[Data in this exercise Boundary: Start]
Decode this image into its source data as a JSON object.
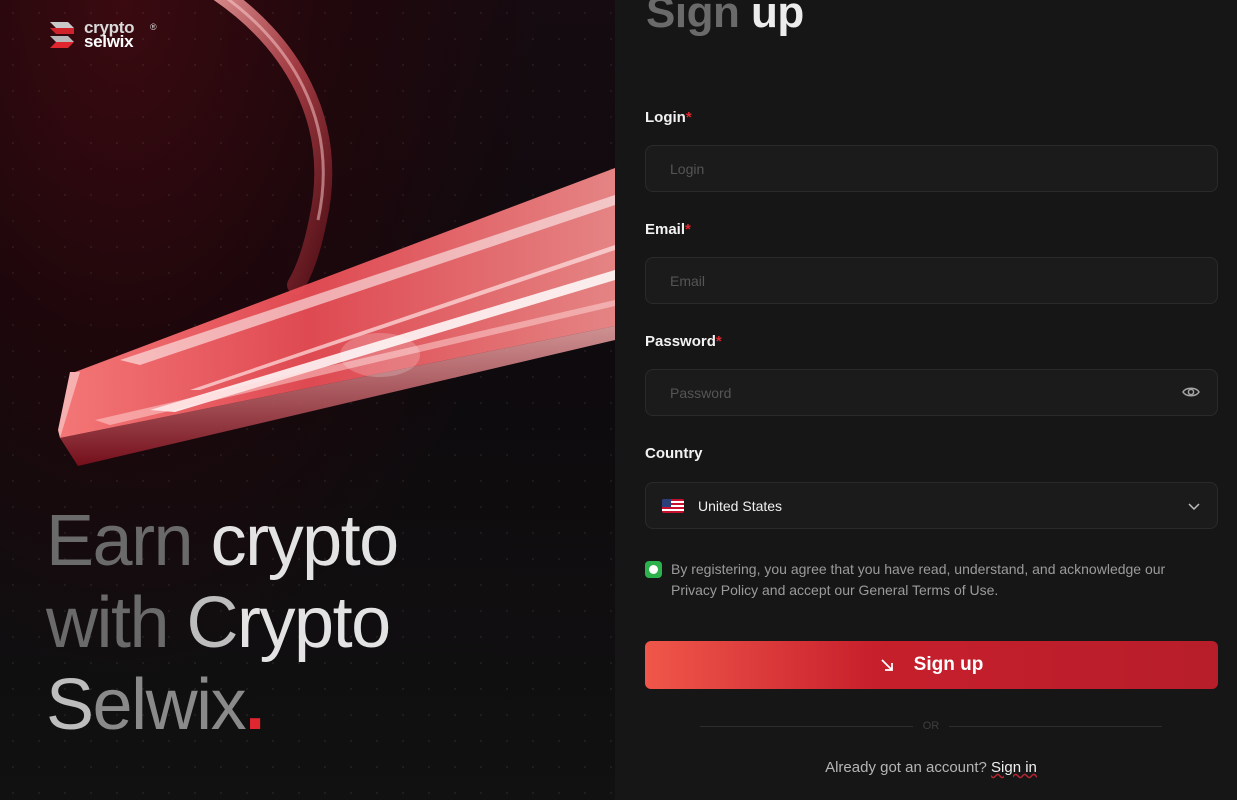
{
  "brand": {
    "line1": "crypto",
    "line2": "selwix",
    "reg": "®"
  },
  "hero": {
    "line1_dim": "Earn ",
    "line1_strong": "crypto",
    "line2_dim": "with ",
    "line2_strong_c": "C",
    "line2_strong": "rypto",
    "line3_s": "S",
    "line3_rest": "elwix",
    "dot": "."
  },
  "form": {
    "title_dim": "Sign",
    "title_strong": " up",
    "login": {
      "label": "Login",
      "required": "*",
      "placeholder": "Login"
    },
    "email": {
      "label": "Email",
      "required": "*",
      "placeholder": "Email"
    },
    "password": {
      "label": "Password",
      "required": "*",
      "placeholder": "Password"
    },
    "country": {
      "label": "Country",
      "value": "United States",
      "flag_icon": "us-flag-icon"
    },
    "consent": "By registering, you agree that you have read, understand, and acknowledge our Privacy Policy and accept our General Terms of Use.",
    "consent_checked": true,
    "submit_label": "Sign up",
    "divider": "OR",
    "already_text": "Already got an account? ",
    "signin_link": "Sign in"
  },
  "colors": {
    "accent": "#e0262f",
    "button_from": "#f0574a",
    "button_to": "#b71e2a",
    "check": "#2bb24c"
  }
}
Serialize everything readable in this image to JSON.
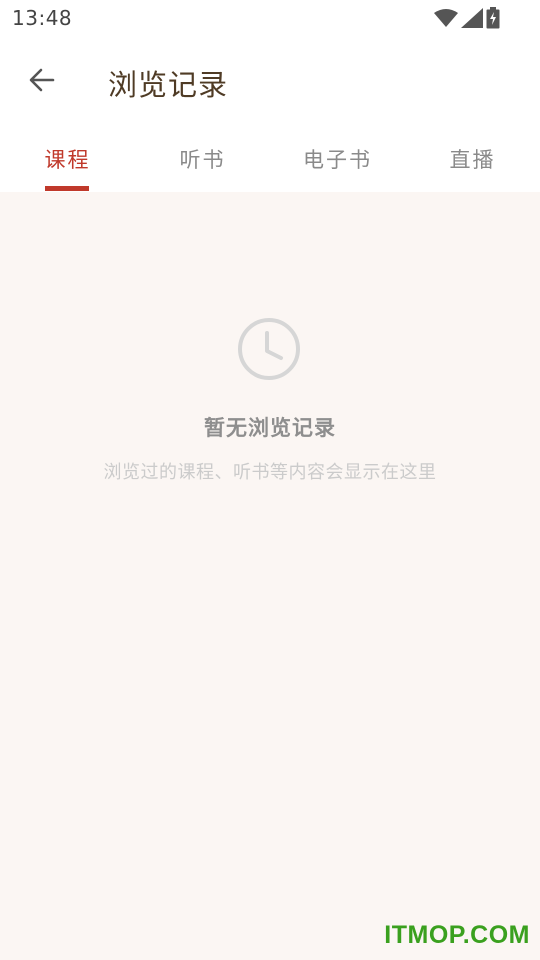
{
  "status_bar": {
    "time": "13:48",
    "icons": [
      "wifi-icon",
      "signal-icon",
      "battery-charging-icon"
    ]
  },
  "header": {
    "back_icon": "arrow-left-icon",
    "title": "浏览记录"
  },
  "tabs": [
    {
      "label": "课程",
      "active": true
    },
    {
      "label": "听书",
      "active": false
    },
    {
      "label": "电子书",
      "active": false
    },
    {
      "label": "直播",
      "active": false
    }
  ],
  "empty_state": {
    "icon": "clock-icon",
    "title": "暂无浏览记录",
    "subtitle": "浏览过的课程、听书等内容会显示在这里"
  },
  "watermark": "ITMOP.COM",
  "colors": {
    "accent": "#c0392b",
    "title": "#4f3b25",
    "content_background": "#fbf6f3",
    "watermark": "#3aa01e"
  }
}
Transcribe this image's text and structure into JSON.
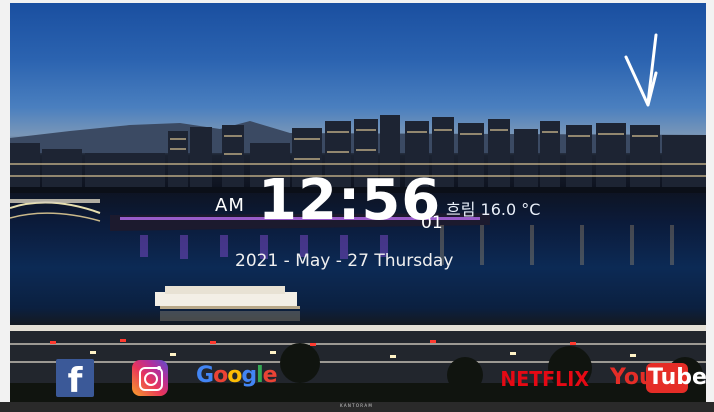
{
  "clock": {
    "ampm": "AM",
    "time": "12:56",
    "seconds": "01"
  },
  "weather": {
    "condition": "흐림",
    "temperature": "16.0 °C"
  },
  "date": {
    "text": "2021 - May - 27  Thursday"
  },
  "apps": {
    "facebook": {
      "glyph": "f",
      "color": "#3b5998"
    },
    "instagram": {
      "color": "#e8355b"
    },
    "google": {
      "letters": [
        "G",
        "o",
        "o",
        "g",
        "l",
        "e"
      ],
      "colors": [
        "#4285f4",
        "#ea4335",
        "#fbbc05",
        "#4285f4",
        "#34a853",
        "#ea4335"
      ]
    },
    "netflix": {
      "label": "NETFLIX",
      "color": "#e50914"
    },
    "youtube": {
      "you": "You",
      "tube": "Tube",
      "color": "#e52d27"
    }
  },
  "footer": {
    "label": "K A N T O R A M"
  }
}
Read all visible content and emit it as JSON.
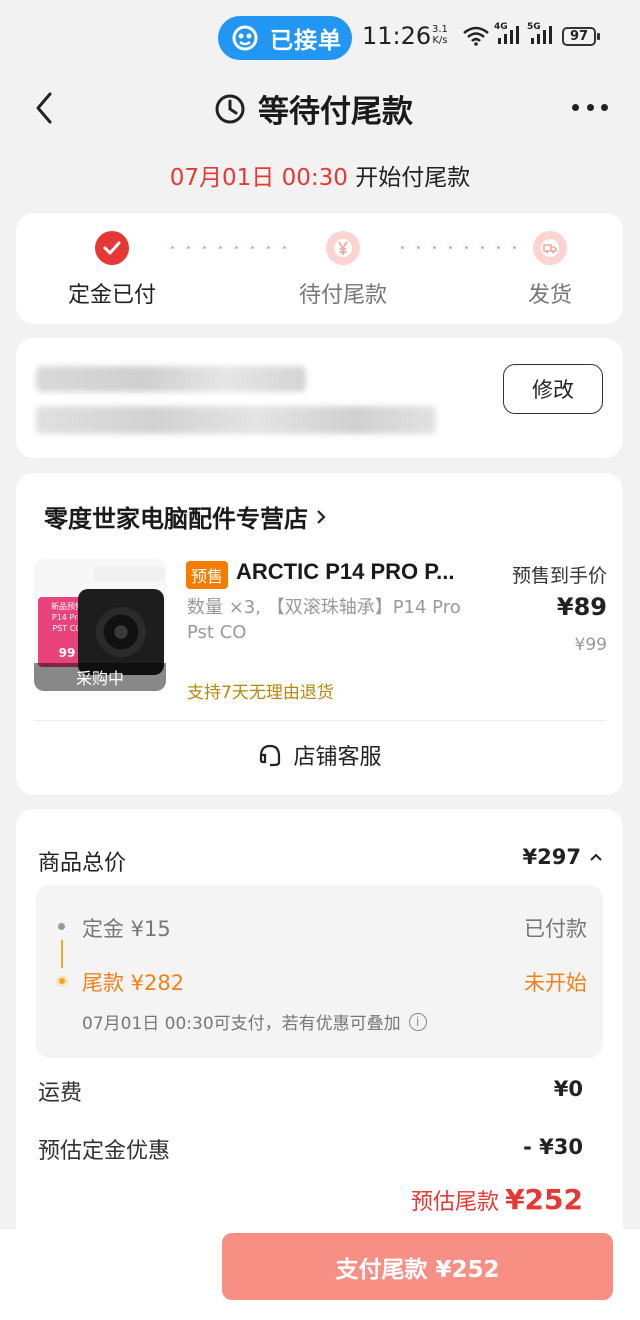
{
  "status_bar": {
    "pill_label": "已接单",
    "time": "11:26",
    "net_speed_value": "3.1",
    "net_speed_unit": "K/s",
    "sig1_label": "4G",
    "sig2_label": "5G",
    "battery": "97"
  },
  "header": {
    "title": "等待付尾款"
  },
  "countdown": {
    "time": "07月01日 00:30",
    "text": " 开始付尾款"
  },
  "steps": [
    {
      "label": "定金已付",
      "state": "done"
    },
    {
      "label": "待付尾款",
      "state": "pending"
    },
    {
      "label": "发货",
      "state": "pending"
    }
  ],
  "address": {
    "edit_label": "修改"
  },
  "shop": {
    "name": "零度世家电脑配件专营店",
    "product": {
      "badge": "预售",
      "name": "ARCTIC  P14 PRO P...",
      "spec": "数量 ×3, 【双滚珠轴承】P14 Pro Pst CO",
      "price_label": "预售到手价",
      "price": "¥89",
      "orig_price": "¥99",
      "return_note": "支持7天无理由退货",
      "thumb_overlay": "采购中",
      "thumb_tag_line1": "新品预售",
      "thumb_tag_line2": "P14 Pro",
      "thumb_tag_line3": "PST CO",
      "thumb_tag_price": "99"
    },
    "service_label": "店铺客服"
  },
  "prices": {
    "total_label": "商品总价",
    "total_value": "¥297",
    "deposit": "定金 ¥15",
    "deposit_status": "已付款",
    "balance": "尾款 ¥282",
    "balance_status": "未开始",
    "balance_note": "07月01日 00:30可支付，若有优惠可叠加",
    "shipping_label": "运费",
    "shipping_value": "¥0",
    "discount_label": "预估定金优惠",
    "discount_value": "- ¥30",
    "estimate_label": "预估尾款",
    "estimate_value": "¥252"
  },
  "bottom": {
    "pay_label": "支付尾款 ¥252"
  },
  "colors": {
    "accent_red": "#e53935",
    "orange": "#f0801a",
    "pay_button": "#f78f85",
    "pill_blue": "#2196f3"
  }
}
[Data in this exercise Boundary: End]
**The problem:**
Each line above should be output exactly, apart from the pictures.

**Solved problem:**
Decode this image into its source data as a JSON object.
{
  "brand": {
    "line1": "crypto",
    "line2": "selwix",
    "reg": "®"
  },
  "hero": {
    "line1_dim": "Earn ",
    "line1_strong": "crypto",
    "line2_dim": "with ",
    "line2_strong_c": "C",
    "line2_strong": "rypto",
    "line3_s": "S",
    "line3_rest": "elwix",
    "dot": "."
  },
  "form": {
    "title_dim": "Sign",
    "title_strong": " up",
    "login": {
      "label": "Login",
      "required": "*",
      "placeholder": "Login"
    },
    "email": {
      "label": "Email",
      "required": "*",
      "placeholder": "Email"
    },
    "password": {
      "label": "Password",
      "required": "*",
      "placeholder": "Password"
    },
    "country": {
      "label": "Country",
      "value": "United States",
      "flag_icon": "us-flag-icon"
    },
    "consent": "By registering, you agree that you have read, understand, and acknowledge our Privacy Policy and accept our General Terms of Use.",
    "consent_checked": true,
    "submit_label": "Sign up",
    "divider": "OR",
    "already_text": "Already got an account? ",
    "signin_link": "Sign in"
  },
  "colors": {
    "accent": "#e0262f",
    "button_from": "#f0574a",
    "button_to": "#b71e2a",
    "check": "#2bb24c"
  }
}
Serialize everything readable in this image to JSON.
{
  "status_bar": {
    "time": "13:48",
    "icons": [
      "wifi-icon",
      "signal-icon",
      "battery-charging-icon"
    ]
  },
  "header": {
    "back_icon": "arrow-left-icon",
    "title": "浏览记录"
  },
  "tabs": [
    {
      "label": "课程",
      "active": true
    },
    {
      "label": "听书",
      "active": false
    },
    {
      "label": "电子书",
      "active": false
    },
    {
      "label": "直播",
      "active": false
    }
  ],
  "empty_state": {
    "icon": "clock-icon",
    "title": "暂无浏览记录",
    "subtitle": "浏览过的课程、听书等内容会显示在这里"
  },
  "watermark": "ITMOP.COM",
  "colors": {
    "accent": "#c0392b",
    "title": "#4f3b25",
    "content_background": "#fbf6f3",
    "watermark": "#3aa01e"
  }
}
Transcribe this image's text and structure into JSON.
{
  "clock": {
    "ampm": "AM",
    "time": "12:56",
    "seconds": "01"
  },
  "weather": {
    "condition": "흐림",
    "temperature": "16.0 °C"
  },
  "date": {
    "text": "2021 - May - 27  Thursday"
  },
  "apps": {
    "facebook": {
      "glyph": "f",
      "color": "#3b5998"
    },
    "instagram": {
      "color": "#e8355b"
    },
    "google": {
      "letters": [
        "G",
        "o",
        "o",
        "g",
        "l",
        "e"
      ],
      "colors": [
        "#4285f4",
        "#ea4335",
        "#fbbc05",
        "#4285f4",
        "#34a853",
        "#ea4335"
      ]
    },
    "netflix": {
      "label": "NETFLIX",
      "color": "#e50914"
    },
    "youtube": {
      "you": "You",
      "tube": "Tube",
      "color": "#e52d27"
    }
  },
  "footer": {
    "label": "K A N T O R A M"
  }
}
Read all visible content and emit it as JSON.
{
  "status_bar": {
    "pill_label": "已接单",
    "time": "11:26",
    "net_speed_value": "3.1",
    "net_speed_unit": "K/s",
    "sig1_label": "4G",
    "sig2_label": "5G",
    "battery": "97"
  },
  "header": {
    "title": "等待付尾款"
  },
  "countdown": {
    "time": "07月01日 00:30",
    "text": " 开始付尾款"
  },
  "steps": [
    {
      "label": "定金已付",
      "state": "done"
    },
    {
      "label": "待付尾款",
      "state": "pending"
    },
    {
      "label": "发货",
      "state": "pending"
    }
  ],
  "address": {
    "edit_label": "修改"
  },
  "shop": {
    "name": "零度世家电脑配件专营店",
    "product": {
      "badge": "预售",
      "name": "ARCTIC  P14 PRO P...",
      "spec": "数量 ×3, 【双滚珠轴承】P14 Pro Pst CO",
      "price_label": "预售到手价",
      "price": "¥89",
      "orig_price": "¥99",
      "return_note": "支持7天无理由退货",
      "thumb_overlay": "采购中",
      "thumb_tag_line1": "新品预售",
      "thumb_tag_line2": "P14 Pro",
      "thumb_tag_line3": "PST CO",
      "thumb_tag_price": "99"
    },
    "service_label": "店铺客服"
  },
  "prices": {
    "total_label": "商品总价",
    "total_value": "¥297",
    "deposit": "定金 ¥15",
    "deposit_status": "已付款",
    "balance": "尾款 ¥282",
    "balance_status": "未开始",
    "balance_note": "07月01日 00:30可支付，若有优惠可叠加",
    "shipping_label": "运费",
    "shipping_value": "¥0",
    "discount_label": "预估定金优惠",
    "discount_value": "- ¥30",
    "estimate_label": "预估尾款",
    "estimate_value": "¥252"
  },
  "bottom": {
    "pay_label": "支付尾款 ¥252"
  },
  "colors": {
    "accent_red": "#e53935",
    "orange": "#f0801a",
    "pay_button": "#f78f85",
    "pill_blue": "#2196f3"
  }
}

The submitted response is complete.